The Geneva museum had a collection of Mesopotamian seals and some cuneiform tablets. He began to publish them, first in learned articles and then in his book, Cylindres et Chachets Orientaux. After receiving his doctoral degree from the University of Geneva, he was invited as a Lady Davis Fellow to the Royal Ontario Museum in Toronto as a research associate.
Devastated by the loss of his family during the Holocaust, Borowski felt there was no point in art and music, poetry and literature if they could not provide people with the moral courage to withstand injustice and barbarism. The need for an awakening of moral and spiritual values contained in the Bible gradually developed into a lifetime goal. He believed the most effective way to reach this goal was to assemble a collection of artefacts from the Lands of the Bible that would confirm and elucidate the riches of the biblical world with its ethics and spirituality.
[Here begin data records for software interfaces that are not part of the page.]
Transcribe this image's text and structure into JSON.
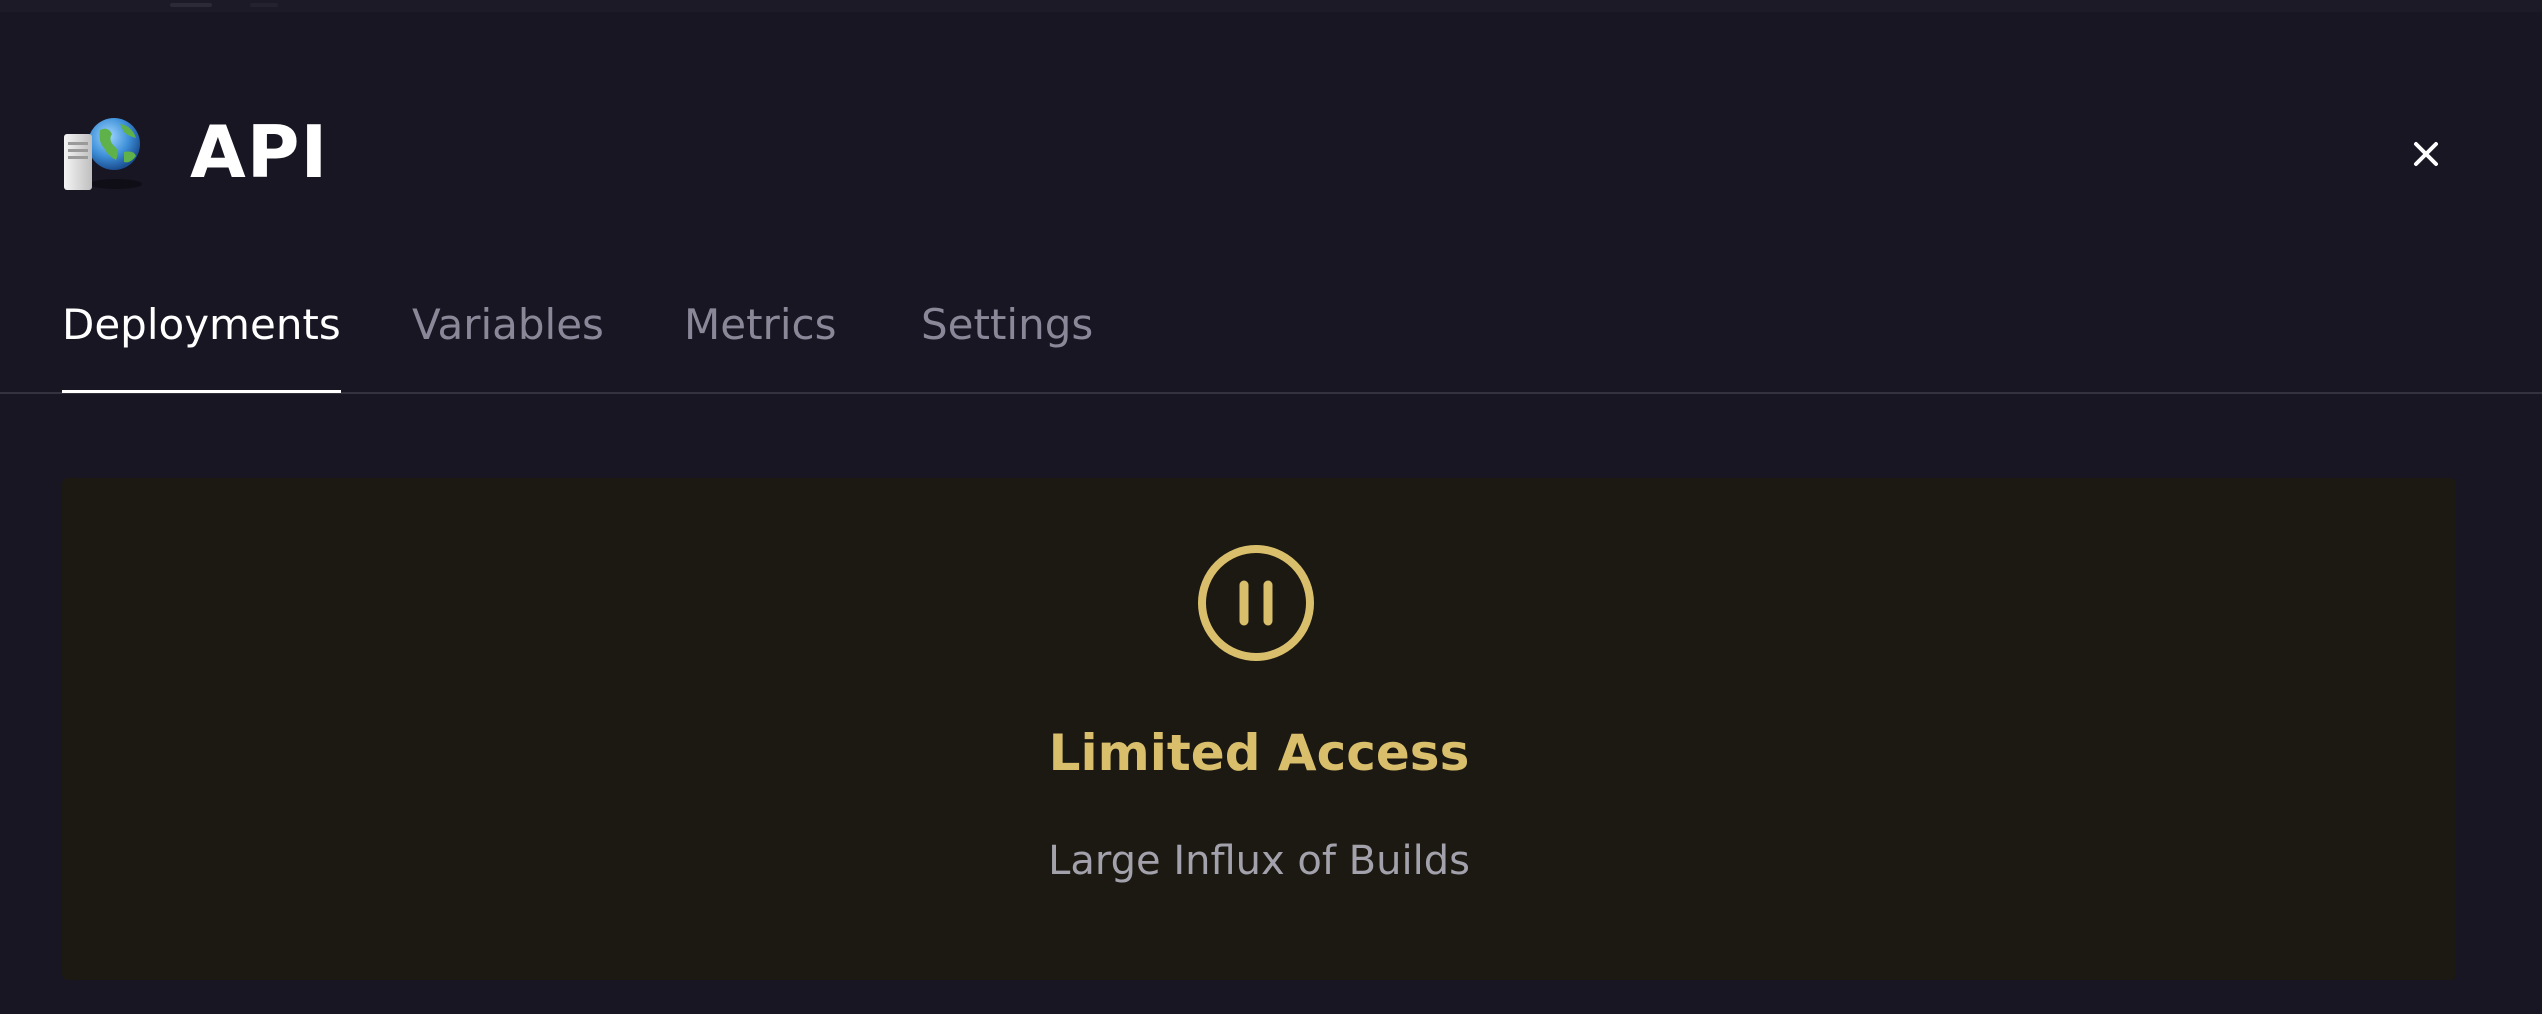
{
  "service": {
    "title": "API",
    "icon": "server-globe-icon"
  },
  "header": {
    "close_icon": "close-icon"
  },
  "tabs": [
    {
      "label": "Deployments",
      "active": true
    },
    {
      "label": "Variables",
      "active": false
    },
    {
      "label": "Metrics",
      "active": false
    },
    {
      "label": "Settings",
      "active": false
    }
  ],
  "notice": {
    "icon": "pause-circle-icon",
    "title": "Limited Access",
    "subtitle": "Large Influx of Builds",
    "accent_color": "#d9bf6b",
    "background_color": "#1c1912"
  },
  "colors": {
    "background": "#181622",
    "text_primary": "#ffffff",
    "text_muted": "#8a8799"
  }
}
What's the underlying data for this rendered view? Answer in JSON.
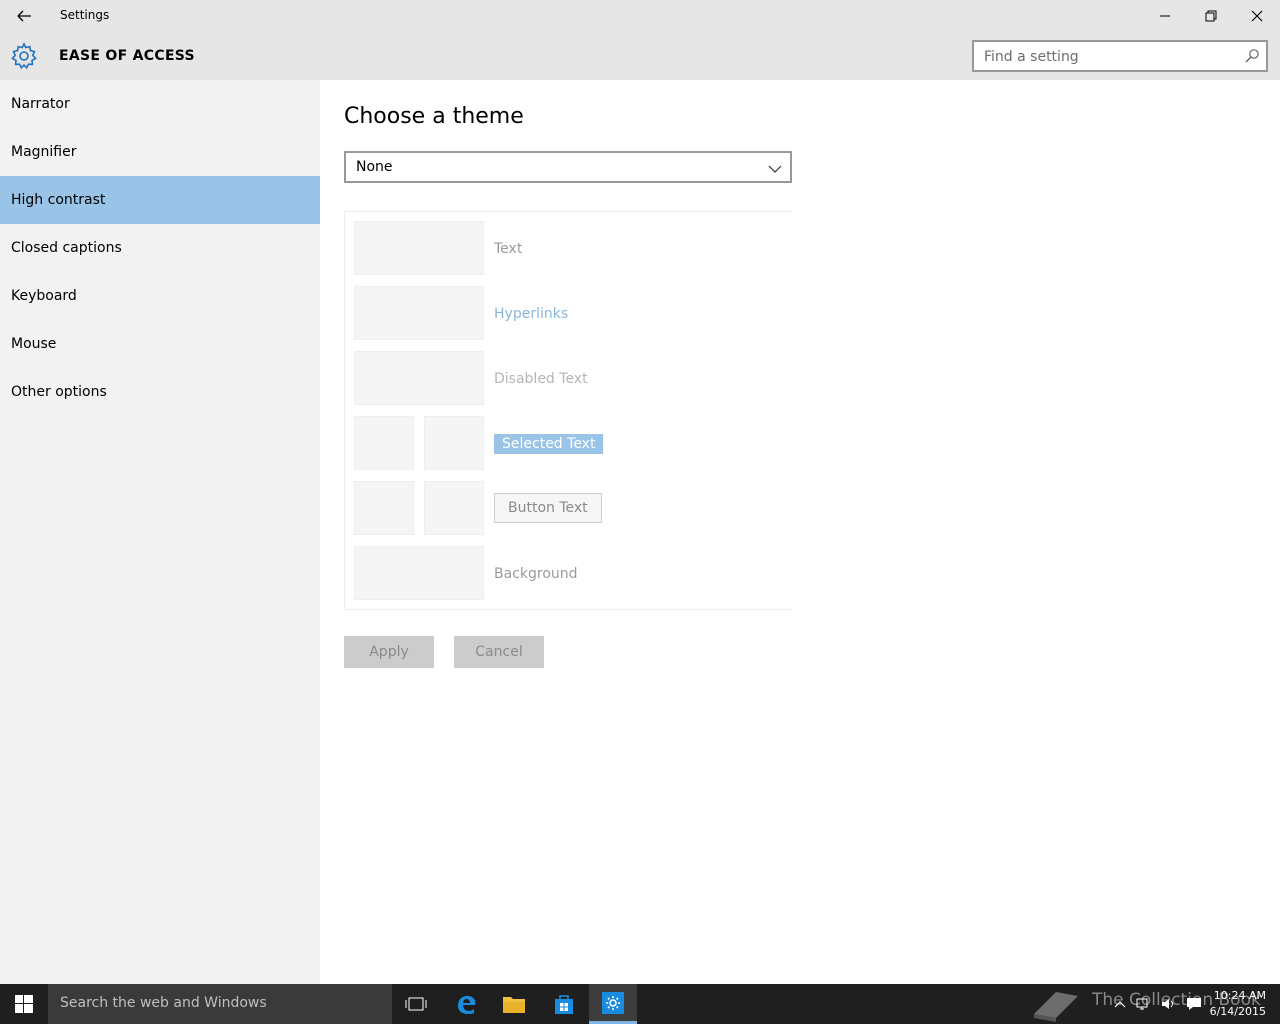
{
  "window": {
    "title": "Settings"
  },
  "header": {
    "section_title": "EASE OF ACCESS",
    "search_placeholder": "Find a setting"
  },
  "sidebar": {
    "items": [
      {
        "label": "Narrator",
        "active": false
      },
      {
        "label": "Magnifier",
        "active": false
      },
      {
        "label": "High contrast",
        "active": true
      },
      {
        "label": "Closed captions",
        "active": false
      },
      {
        "label": "Keyboard",
        "active": false
      },
      {
        "label": "Mouse",
        "active": false
      },
      {
        "label": "Other options",
        "active": false
      }
    ]
  },
  "main": {
    "heading": "Choose a theme",
    "theme_select": {
      "selected": "None"
    },
    "preview": {
      "text": "Text",
      "hyperlinks": "Hyperlinks",
      "disabled_text": "Disabled Text",
      "selected_text": "Selected Text",
      "button_text": "Button Text",
      "background": "Background"
    },
    "apply_label": "Apply",
    "cancel_label": "Cancel"
  },
  "taskbar": {
    "search_text": "Search the web and Windows",
    "watermark": "The Collection Book",
    "time": "10:24 AM",
    "date": "6/14/2015"
  },
  "colors": {
    "accent": "#99c4e8",
    "chrome": "#e6e6e6",
    "sidebar": "#f2f2f2",
    "taskbar": "#1f1f1f"
  }
}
His first acquisition in Geneva in 1943 set the tone of his collection: a cylinder seal engraved in ancient Hebrew letters with the name “Shallum”, which he thought referred to Shallum son of Yavesh, who had usurped the throne of the kingdom of Israel for a short time in 741 B.C.E.
Over the years, Borowski has put together a choice collection of objects. Each seal, relief or figurine documents some event or person, or interprets some story or custom of our ancient past.
In 1968, objects from this collection were shown in New York in an exhibition marking the twentieth anniversary of the State of Israel.
In 1976, the Lands of the Bible Archaeology Foundation was established in Toronto, and in 1979 the exhibition “Ladders to Heaven” was shown at the Royal Ontario Museum. A selection of objects was published in 1981 in a book entitled Ladders to Heaven, named after the cylinder seal (on display in the Sumerian Temple – Gallery 6) which depicts the gods climbing a ladder to build a tower, linking earth and heaven, like the ladder of Jacob’s vision in Genesis 28:2.
In 1982 Elie Borowski and Batya Gamiel Weiss were married. They devoted themselves entirely to the fulfillment of Elie’s dream, the establishment of the Bible Lands Museum in Jerusalem.
In 1985 the groundbreaking ceremony was held on the site where the museum stands today. On May 11, 1992 the Bible Lands Museum Jerusalem opened for Israel and the world.
Elie and Batya Borowski are grateful to the many friends, supporters and the excellent team that make up the staff of the Bible Lands Museum Jerusalem, who have helped bring this museum to its realisation, and to all who continue to support its future.